On the other hand, pretending that Mein Kampf doesn't exist just isn't possible, especially with the copyright expiring. And as long as versions of the book are going to be available, an annotated copy created by scholars could be a valuable resource and further reinforce the understanding that Hitler's ideas were wrong, misleading, and reprehensible.
“We don’t let any of Hitler’s claims pass without our interpretation in our footnotes,” Christian Hartmann, one of six historians who have worked on the annotated edition since 2012, told the press. He also added that the institute is not looking to make money off the book, which has been its own thorny issue for English-language publishers over the years.
And indeed many people feel that an annotated edition could be useful not just in demonstrating clearly just how wrong Hitler was, and educating the public about the driving forces that led to the Holocaust and the rise of the Third Reich. Dan Michman, whois part of the International Institute for Holocaust Research at Yad Vashem in Jerusalem, told the Financial Times earlier this year, "In this era of rampant Holocaust denial and distortion, it is important for the public at large to possess the knowledge previously only held by researchers and historians."
Others think an annotated version could teach students to recognize how political rhetoric can distort the truth and sway audiences in dangerous ways, which is a valuable lesson. “An edition of the book with critical commentary could help inoculate younger generations against political extremism,” Josef Kraus, head of the German Teachers Association, said.
However, many feel that the book has no place in schools whatsoever. And it's hard to blame them for that view. After all, after this book and its ideology once infected an entire society, do we really want to go out of our way to introduce it to impressionable young people, even to refute it?
All in all, it's a complicated issue, one without easy answers. Though I myself am never a fan of censorship, it's also impossible not to recognize that Mein Kampf and the ideas it contains were a key part of the systematic murder of millions upon millions of innocent people. Mein Kampf can never be just an ordinary book, and for Germany, choosing how to deal with it is a unique struggle.

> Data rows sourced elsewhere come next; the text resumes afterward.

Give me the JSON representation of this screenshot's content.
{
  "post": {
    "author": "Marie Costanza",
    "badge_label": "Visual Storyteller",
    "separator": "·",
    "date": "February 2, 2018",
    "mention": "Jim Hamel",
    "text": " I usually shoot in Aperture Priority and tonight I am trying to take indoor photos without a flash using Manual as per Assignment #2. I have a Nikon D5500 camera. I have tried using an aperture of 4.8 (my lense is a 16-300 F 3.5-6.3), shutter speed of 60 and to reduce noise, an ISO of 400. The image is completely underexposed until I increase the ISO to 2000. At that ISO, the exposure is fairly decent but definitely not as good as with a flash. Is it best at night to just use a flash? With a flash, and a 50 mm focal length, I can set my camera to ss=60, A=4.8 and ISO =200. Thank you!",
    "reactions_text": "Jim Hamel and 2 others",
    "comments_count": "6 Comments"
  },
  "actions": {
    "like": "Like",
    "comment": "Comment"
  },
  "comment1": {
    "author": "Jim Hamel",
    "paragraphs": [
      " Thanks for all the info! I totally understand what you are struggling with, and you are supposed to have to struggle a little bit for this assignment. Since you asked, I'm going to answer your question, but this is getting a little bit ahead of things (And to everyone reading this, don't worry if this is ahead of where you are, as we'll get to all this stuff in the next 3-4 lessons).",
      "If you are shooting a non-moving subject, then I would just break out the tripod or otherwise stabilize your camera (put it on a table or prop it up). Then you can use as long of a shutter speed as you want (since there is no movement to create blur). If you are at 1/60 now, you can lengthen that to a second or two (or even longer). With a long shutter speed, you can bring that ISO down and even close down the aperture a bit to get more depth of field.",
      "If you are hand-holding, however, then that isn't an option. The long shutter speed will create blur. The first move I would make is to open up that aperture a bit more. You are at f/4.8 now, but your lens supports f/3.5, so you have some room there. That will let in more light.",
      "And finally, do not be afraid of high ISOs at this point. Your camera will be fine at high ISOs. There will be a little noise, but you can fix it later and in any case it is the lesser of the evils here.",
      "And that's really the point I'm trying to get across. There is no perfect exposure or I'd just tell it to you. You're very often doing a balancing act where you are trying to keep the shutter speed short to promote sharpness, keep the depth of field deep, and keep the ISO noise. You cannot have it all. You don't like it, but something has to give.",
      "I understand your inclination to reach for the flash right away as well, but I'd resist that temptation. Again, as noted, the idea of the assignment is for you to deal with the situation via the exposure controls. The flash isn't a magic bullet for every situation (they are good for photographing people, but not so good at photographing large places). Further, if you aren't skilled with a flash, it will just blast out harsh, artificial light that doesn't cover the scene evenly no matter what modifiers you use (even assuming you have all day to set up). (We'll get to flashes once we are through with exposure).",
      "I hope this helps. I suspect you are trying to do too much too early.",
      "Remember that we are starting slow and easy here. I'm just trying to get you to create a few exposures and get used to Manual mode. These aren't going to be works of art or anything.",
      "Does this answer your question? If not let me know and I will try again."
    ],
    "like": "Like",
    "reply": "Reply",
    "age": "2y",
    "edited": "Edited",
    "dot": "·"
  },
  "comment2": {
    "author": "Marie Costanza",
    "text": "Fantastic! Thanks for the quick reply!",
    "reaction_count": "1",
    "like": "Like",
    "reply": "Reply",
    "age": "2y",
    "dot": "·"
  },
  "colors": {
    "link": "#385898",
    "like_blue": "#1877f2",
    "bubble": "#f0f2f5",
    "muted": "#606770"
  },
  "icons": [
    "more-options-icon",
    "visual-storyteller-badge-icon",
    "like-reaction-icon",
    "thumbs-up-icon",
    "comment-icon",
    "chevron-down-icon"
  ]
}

So is releasing the book in Germany a good idea? Well, one thing is certain: Now that the copyright has expired, we will soon find out.